§ **The task**
If a record holds a picture, drop the picture and return the rest of the record word for word.

Stored entries
=== Section Start ===
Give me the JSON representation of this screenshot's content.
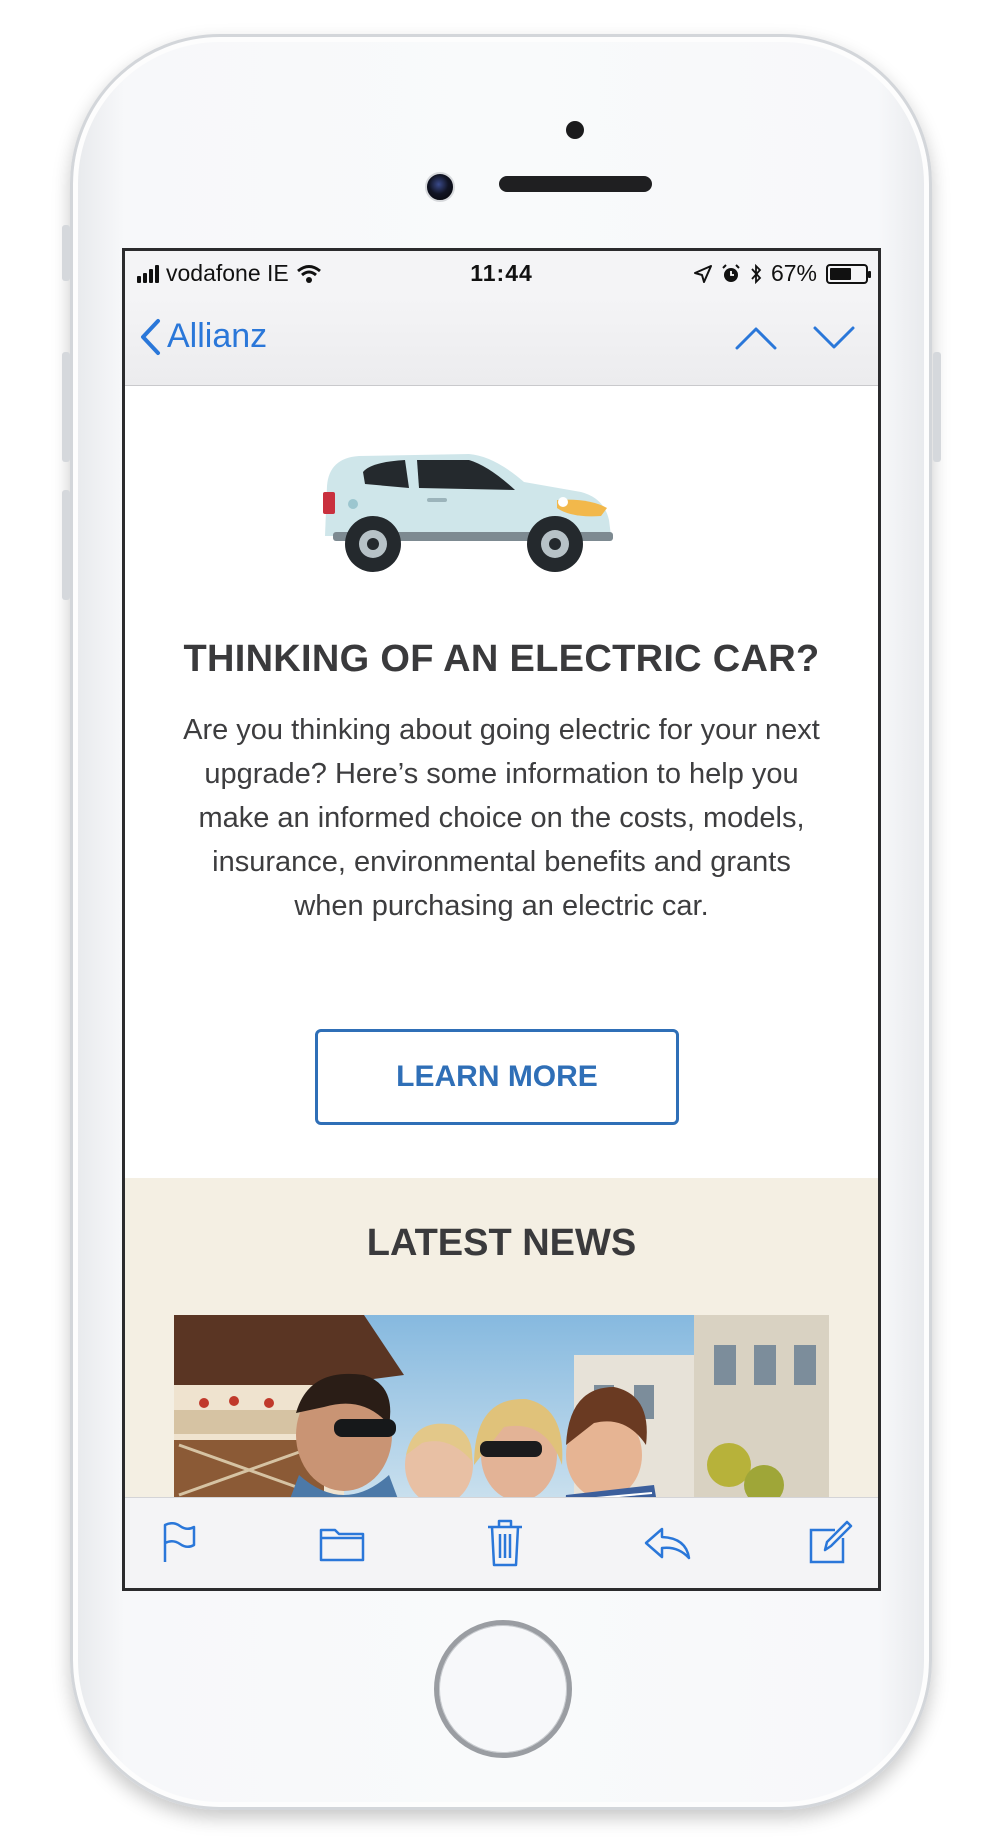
{
  "status_bar": {
    "carrier": "vodafone IE",
    "time": "11:44",
    "battery_percent": "67%",
    "battery_level": 0.67
  },
  "nav": {
    "back_label": "Allianz",
    "icons": [
      "chevron-left-icon",
      "chevron-up-icon",
      "chevron-down-icon"
    ]
  },
  "email": {
    "hero_image": "electric-car-illustration",
    "headline": "THINKING OF AN ELECTRIC CAR?",
    "body": "Are you thinking about going electric for your next upgrade? Here’s some information to help you make an informed choice on the costs, models, insurance, environmental benefits and grants when purchasing an electric car.",
    "cta_label": "LEARN MORE",
    "news_title": "LATEST NEWS",
    "news_image": "family-photo"
  },
  "toolbar": {
    "icons": [
      "flag-icon",
      "folder-icon",
      "trash-icon",
      "reply-icon",
      "compose-icon"
    ]
  },
  "colors": {
    "accent": "#2a77d9",
    "cta": "#2f6fb7",
    "news_bg": "#f4efe3",
    "heading": "#3a3a3c"
  }
}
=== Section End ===
§ **Task answer**
Give me the JSON representation of this screenshot's content.
{
  "status_bar": {
    "carrier": "vodafone IE",
    "time": "11:44",
    "battery_percent": "67%",
    "battery_level": 0.67
  },
  "nav": {
    "back_label": "Allianz",
    "icons": [
      "chevron-left-icon",
      "chevron-up-icon",
      "chevron-down-icon"
    ]
  },
  "email": {
    "hero_image": "electric-car-illustration",
    "headline": "THINKING OF AN ELECTRIC CAR?",
    "body": "Are you thinking about going electric for your next upgrade? Here’s some information to help you make an informed choice on the costs, models, insurance, environmental benefits and grants when purchasing an electric car.",
    "cta_label": "LEARN MORE",
    "news_title": "LATEST NEWS",
    "news_image": "family-photo"
  },
  "toolbar": {
    "icons": [
      "flag-icon",
      "folder-icon",
      "trash-icon",
      "reply-icon",
      "compose-icon"
    ]
  },
  "colors": {
    "accent": "#2a77d9",
    "cta": "#2f6fb7",
    "news_bg": "#f4efe3",
    "heading": "#3a3a3c"
  }
}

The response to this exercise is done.